When a family member is incarcerated, whether its for a few months or several years, it becomes vital to the inmate, as well as other family members, to maintain strong communications. If your family member is housed in a prison out of state, or if you don’t want to take your children to visit their parent while incarcerated, you can build those family bonds through simple letter writing. (Please note, this information is intended for family members, such as spouses, children and parents, of prisoners. It is not intended for inmate pen-pal relationships or other writers. If you are not a family member, there are specific safety guidelines you should research and follow.)
Check with the prison for any specific rules. Information given here are general guidelines and may be different at any prison or facility, or even vary per inmate based on security purposes. Be aware that all of your letters, cards and photos will be reviewed by prison staff, possibly recorded for future reference, and may not be forwarded to the inmate for a variety of reasons. Refrain from sending any original, irreplaceable documents, like photographs, or valuable items.
Think beyond the tangible items you can include and focus on the letter itself. Include jokes, poems, quotes, spiritual quotes and other inspirational messages in your letters. Unlike emails, which we often skim and then delete, inmate letters may be read and re-read multiple times. Quotes and phrases may be shared with other inmates or posted in the cell for daily inspiration. Someone poetry, song lyrics and spiritual verses can eloquently say things for which we can’t find the words. Use these art forms to send messages of hope, love, strength, perseverance, forgiveness and courage to your family members.
Include anecdotes, or short stories, about your daily life. Remind your partner about your favorite date restaurant or pub, describe the changing seasons, or include the funny thing your child said at dinner. These things may seem dumb and inconsequential, but they serve to include your incarcerated loved one in your daily life. Especially for parents who cannot watch their children grow up, including simple stories about your day-to-day life help them feel included.

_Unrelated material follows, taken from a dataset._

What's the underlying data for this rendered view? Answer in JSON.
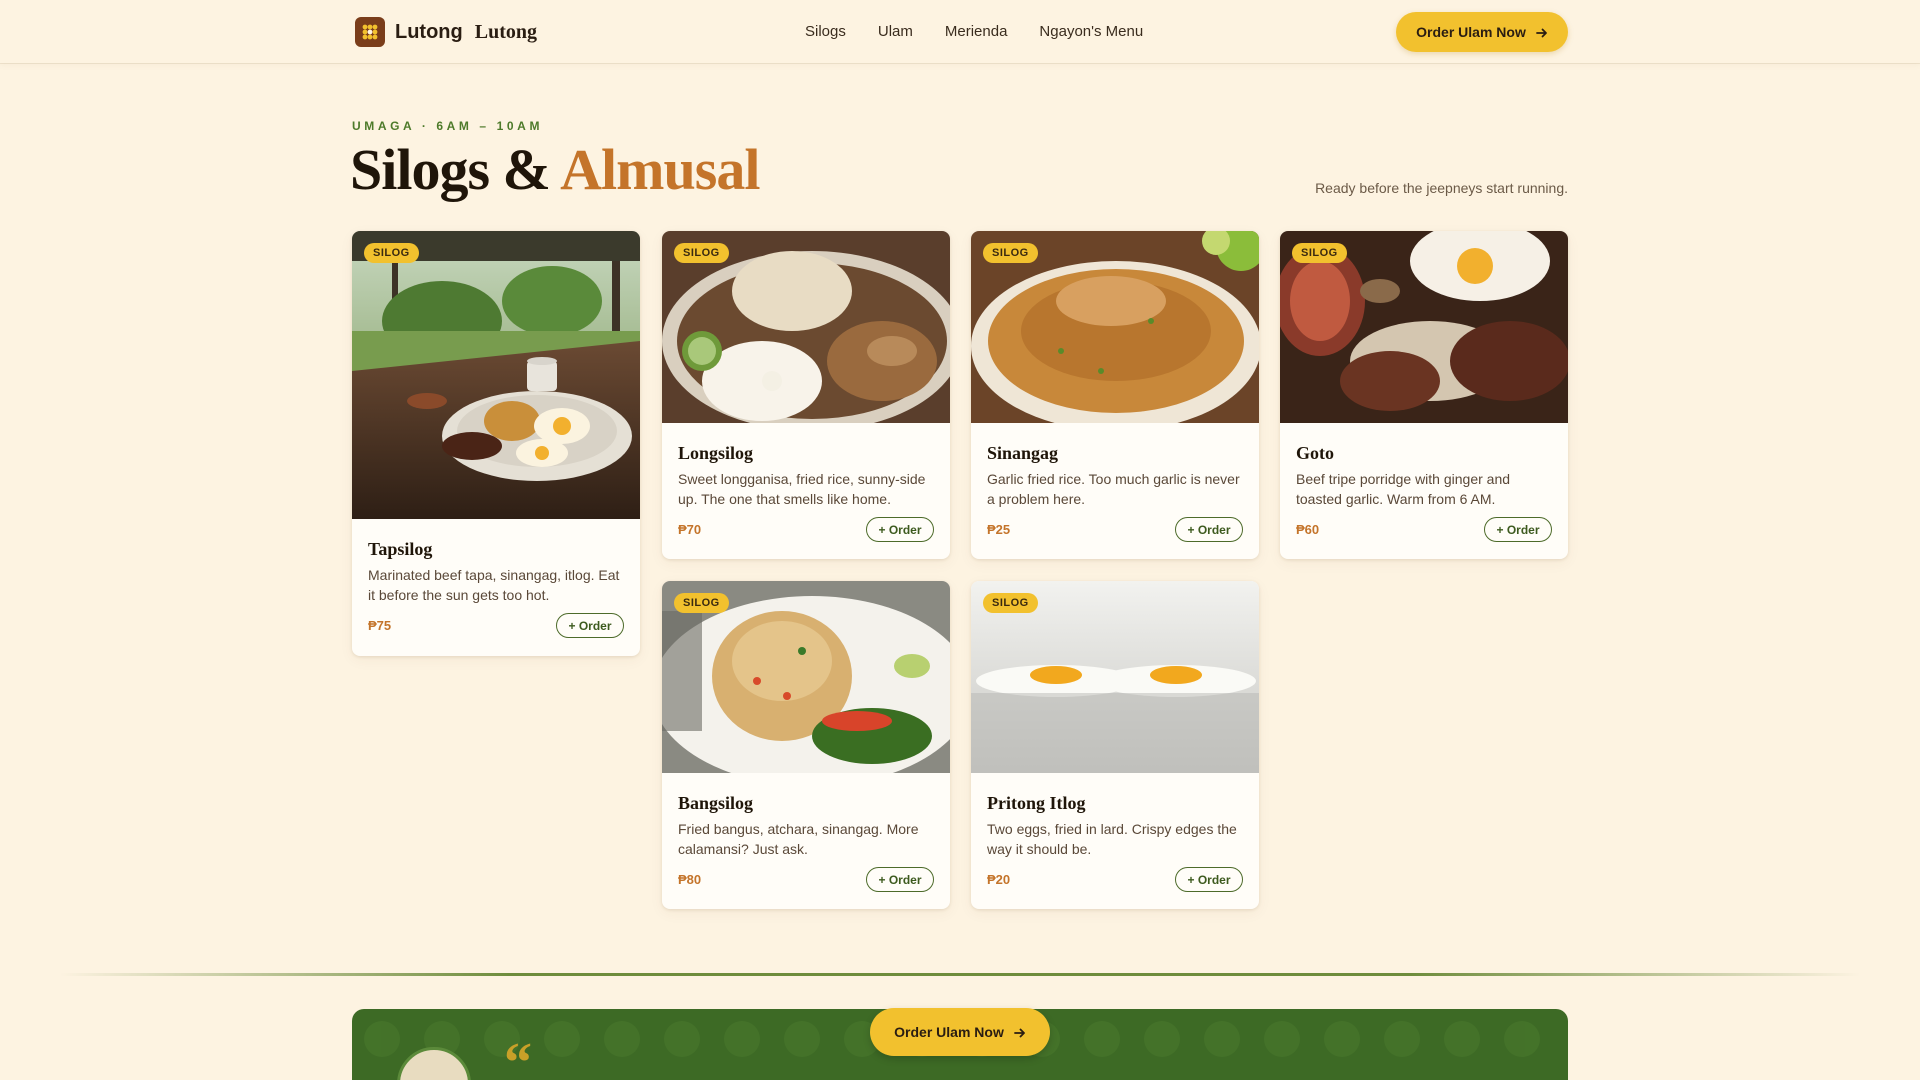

Be consistent with your letters, even if your family member is not. Sometimes it is hard for an incarcerated person to express in words how they are feeling, or they may not feel they have anything important to say. If you are concerned that the person may not want you to send letters, ask them to respond if they would like you to continue writing.
If your spouse or partner is incarcerated, ask them before sending photos of your children. Some prisoners prefer not to have photos of their children in their cells, and you should discuss as a couple what things to say about your kids, knowing the letters could be read by almost anyone in the facility.
Prisoners enjoy vibrant, colorful letters, and many things are allowed to help you build and maintain relationships with your incarcerated family member. Include photos, a few at a time (but no Polaroids or laminated photos). Postcards of places you and your children visit or postcards of the person’s favorite vacation spots fit easily into your letters. A few magazine clips and newspapers articles in each letter are OK, as are crossword puzzles printed on single sheets of paper.
Items to Avoid
Each prison or jail facility has its own rules governing what items you may or may not include. There are some items all prisons restrict due to safety hazards or other policies. Including these items could keep your letter in limbo, so that it is never received by the inmate. Avoid laminated or padded cards and photographs, and keep cards and photos under 8×10 inches. Do not include yarn, ribbon (or cards with these materials as accents), maps, stickers or adhesives, or stamps. A few magazine or newspaper clips and photos are ok, but excessive clips will cause your letter to be detained. Do not send letters in foreign languages, remove all Internet URL references and email address from materials, and avoid any gang references or symbols, and pornography or nude photos. If you send notebooks, they must not have a metal or spiral binding and all books or magazines must be directly from the publisher (i.e. no black or grey market publications). Finally, no cash or anything that could be considered a weapon may be included.